Apart from non vegetarian food, orthodox Hindus also avoid eating spicy food, onions, garlic, mushrooms, intoxicating juices, very sour food and some bulbs and tubers. The following are a few quotations from the Manusmriti.
The eater who daily even devours those destined to be his food, commits no sin; for the creator himself created both the eaters and those who are to be eaten (for those special purposes). ( 5:30)
Meat can never be obtained without injury to living creatures, and injury to sentient beings is detrimental to (the attainment of) heavenly bliss; let him therefore shun (the use of) meat. (5:48)
There is no sin in eating meat, in (drinking) spirituous liquor, and in carnal intercourse, for that is the natural way of created beings, but abstention brings great rewards. (5:56)
Not all Hindus avoid eating meat. A great majority of Hindus eat it. In ancient India even the Brahmins ate certain types of sacrificial meat. Hindu law books do not prohibit the eating of meat in general, but only certain types of meat. To a great extent Jainism and to some extent Buddhism influenced the food eating habits of the Hindu community in ancient India, although we cannot say definitely that the concept of non violence and avoiding meat eating were alien to them before. As early as the rig Vedic period, ancient Hindu sages who spent their lives in meditation and seclusion subsisted on roots and tubers and plant food only to gain control over their minds and bodies and attain self-realization. Hiuen Tsang who visited India in the 7th Century AD noted that Indian ate mostly vegetarian food.

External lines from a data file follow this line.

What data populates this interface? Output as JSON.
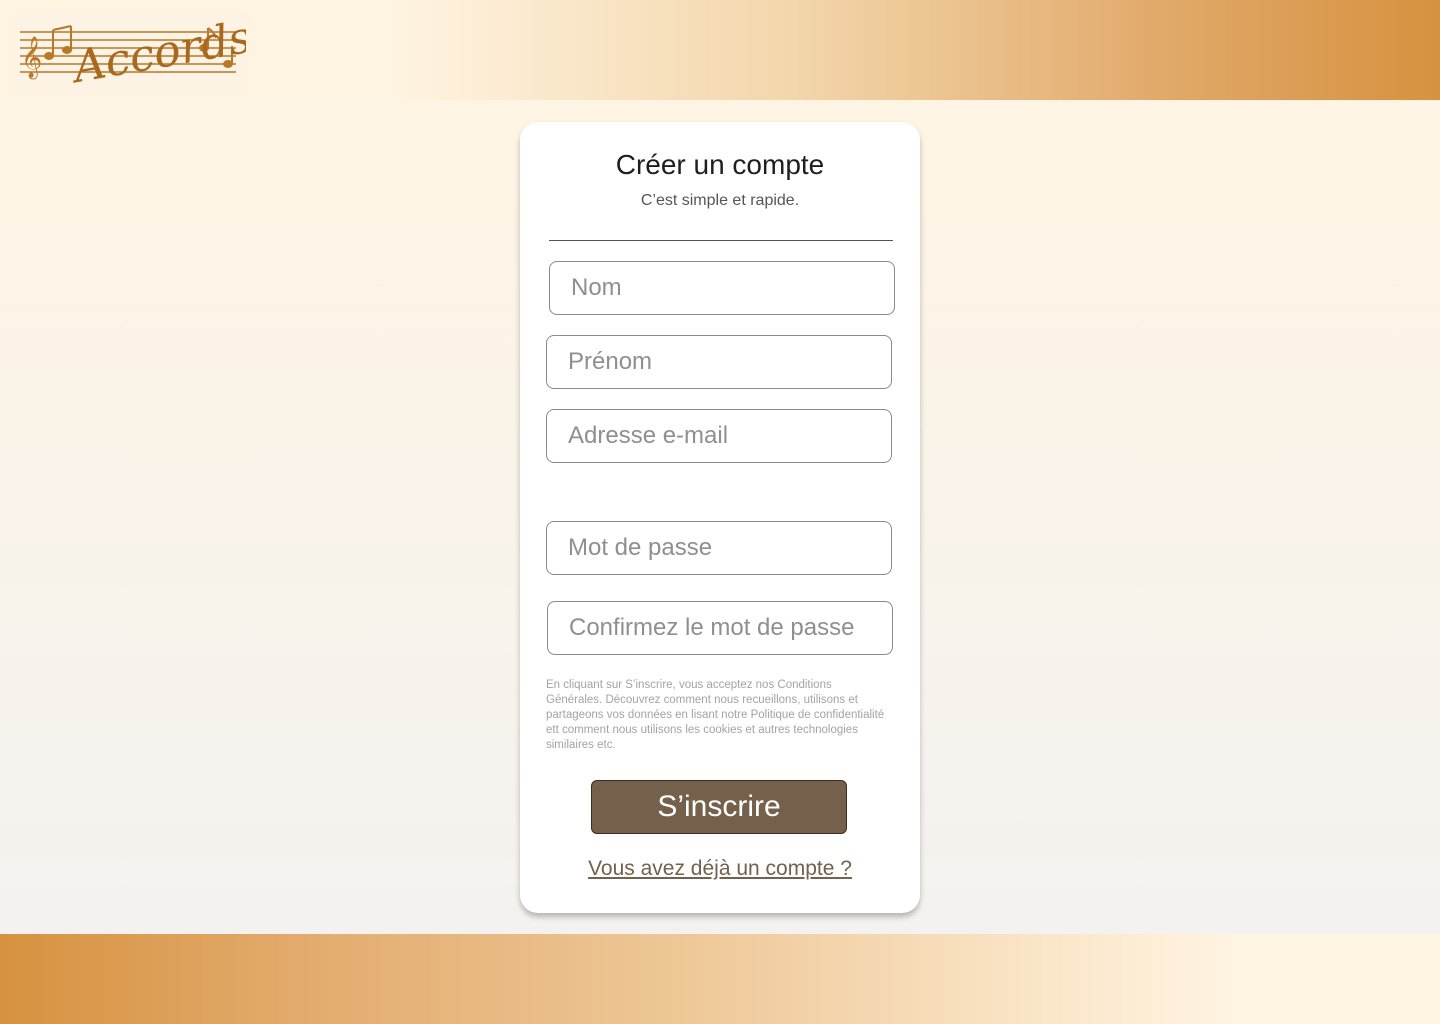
{
  "logo": {
    "text": "Accords",
    "icon": "music-staff-logo-icon"
  },
  "form": {
    "title": "Créer un compte",
    "subtitle": "C’est simple et rapide.",
    "fields": {
      "nom": {
        "placeholder": "Nom",
        "value": ""
      },
      "prenom": {
        "placeholder": "Prénom",
        "value": ""
      },
      "email": {
        "placeholder": "Adresse e-mail",
        "value": ""
      },
      "password": {
        "placeholder": "Mot de passe",
        "value": ""
      },
      "confirm": {
        "placeholder": "Confirmez le mot de passe",
        "value": ""
      }
    },
    "terms": "En cliquant sur S’inscrire, vous acceptez nos Conditions Générales. Découvrez comment nous recueillons, utilisons et partageons vos données en lisant notre Politique de confidentialité ett comment nous utilisons les cookies et autres technologies similaires etc.",
    "submit_label": "S’inscrire",
    "login_link": "Vous avez déjà un compte ?"
  },
  "colors": {
    "accent": "#d6923f",
    "button": "#74604b",
    "background": "#fff4e2"
  }
}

Hindus believe that serving food to the poor and the needy, to the pious and the religious and to the birds, insects and animas is a very good karma. In ancient India it was an obligatory religious duty to serve food to the begging students and sadhus and to the Brahmanas. Food is also associated with a lot of religious activity. Food is invariably offered to God during most of the religious ceremonies. On specific days in a year food is offered to departed souls. Food is also distributed to people at the end of many religious ceremonies. Many Hindu temples distribute food freely every day to the visiting devotees.
If eating is a sacrificial ritual, fasting is another kind of ritual meant to purify the body and the mind and develop the sattvic quality of detachment and equanimity. Devout Hindus observe fasting on special occasions as a mark of respect to their personal gods or as a part of their penance. At certain times in a year like the Durganavami festival they do not take food for days together.
Suggestions for Further Reading
- Hindu Gods - Lord Ganesha
- God and Self in Hinduism
- Goddesses of Hinduism, Their Symbolism and Significance
- Purusharthas in Hinduism
- The History, Antiquity and Chronology of Hinduism
- Ashrama Dharma in Hinduism
- Hinduism and Buddhism
- Death and Afterlife in Hinduism
- Hinduism and Divorce
- Hinduism and Adultery
- Hinduism, Food and Fasting
- The Future of Hinduism
- Good and Evil in Hinduism
- The Hindu Marriage, Past and Present
- What is Maya in Hinduism?
- The Origin and Definition of Hindu
- Hinduism and Polygamy
- Hinduism and polytheism
- Hinduism and Premarital Relationships
- God and Soul, Atma and Paramatma, in Hinduism
- About Suicides in Hinduism
- Religious Tolerance in Hinduism
- Violence and Abuse in Hinduism
- Traditional Status of Women in Hinduism
- Ashtanga Yoga of Patanjali
- About Hanuman or Anjaneya
- Hinduism and Same-sex Marriage
- Perspectives on What Karma Means
- Hinduism - The Role of Shakti in Creation
- Significance of Happiness in Hinduism
- Hindu God Lord Shiva (Siva) - the Destroyer
- The Role of Archakas, Temple Priests, in Hinduism
- Hinduism - Gods and Goddess in the Vedas